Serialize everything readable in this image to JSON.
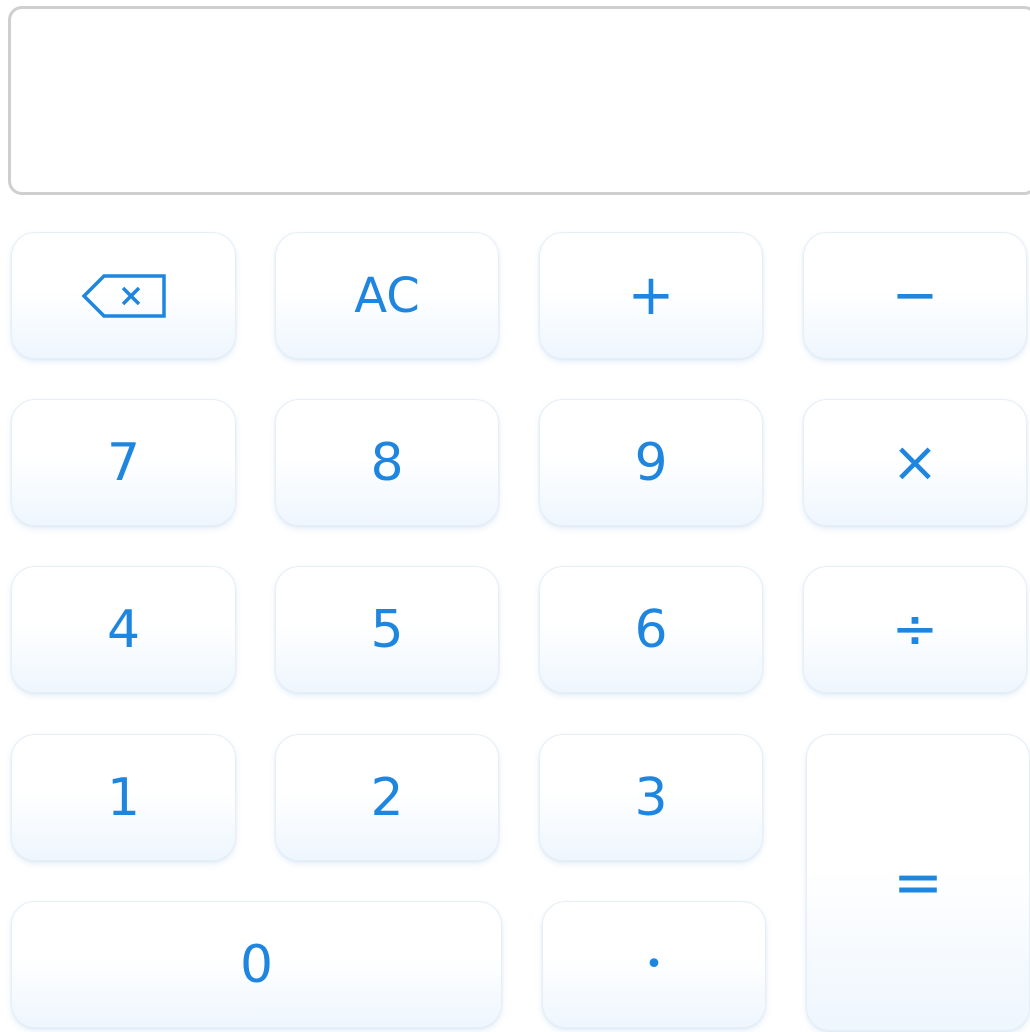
{
  "display": {
    "value": ""
  },
  "keys": {
    "backspace": {
      "icon": "backspace-icon"
    },
    "clear": "AC",
    "plus": "+",
    "minus": "−",
    "seven": "7",
    "eight": "8",
    "nine": "9",
    "multiply": "×",
    "four": "4",
    "five": "5",
    "six": "6",
    "divide": "÷",
    "one": "1",
    "two": "2",
    "three": "3",
    "equals": "=",
    "zero": "0",
    "decimal": "•"
  },
  "colors": {
    "key_text": "#1f86e0",
    "display_border": "#cfcfcf",
    "key_gradient_bottom": "#eef6fe"
  }
}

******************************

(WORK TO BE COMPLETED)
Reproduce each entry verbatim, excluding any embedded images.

(EXERCISE OUTPUT)
Serialize everything readable in this image to JSON.
{
  "display": {
    "value": ""
  },
  "keys": {
    "backspace": {
      "icon": "backspace-icon"
    },
    "clear": "AC",
    "plus": "+",
    "minus": "−",
    "seven": "7",
    "eight": "8",
    "nine": "9",
    "multiply": "×",
    "four": "4",
    "five": "5",
    "six": "6",
    "divide": "÷",
    "one": "1",
    "two": "2",
    "three": "3",
    "equals": "=",
    "zero": "0",
    "decimal": "•"
  },
  "colors": {
    "key_text": "#1f86e0",
    "display_border": "#cfcfcf",
    "key_gradient_bottom": "#eef6fe"
  }
}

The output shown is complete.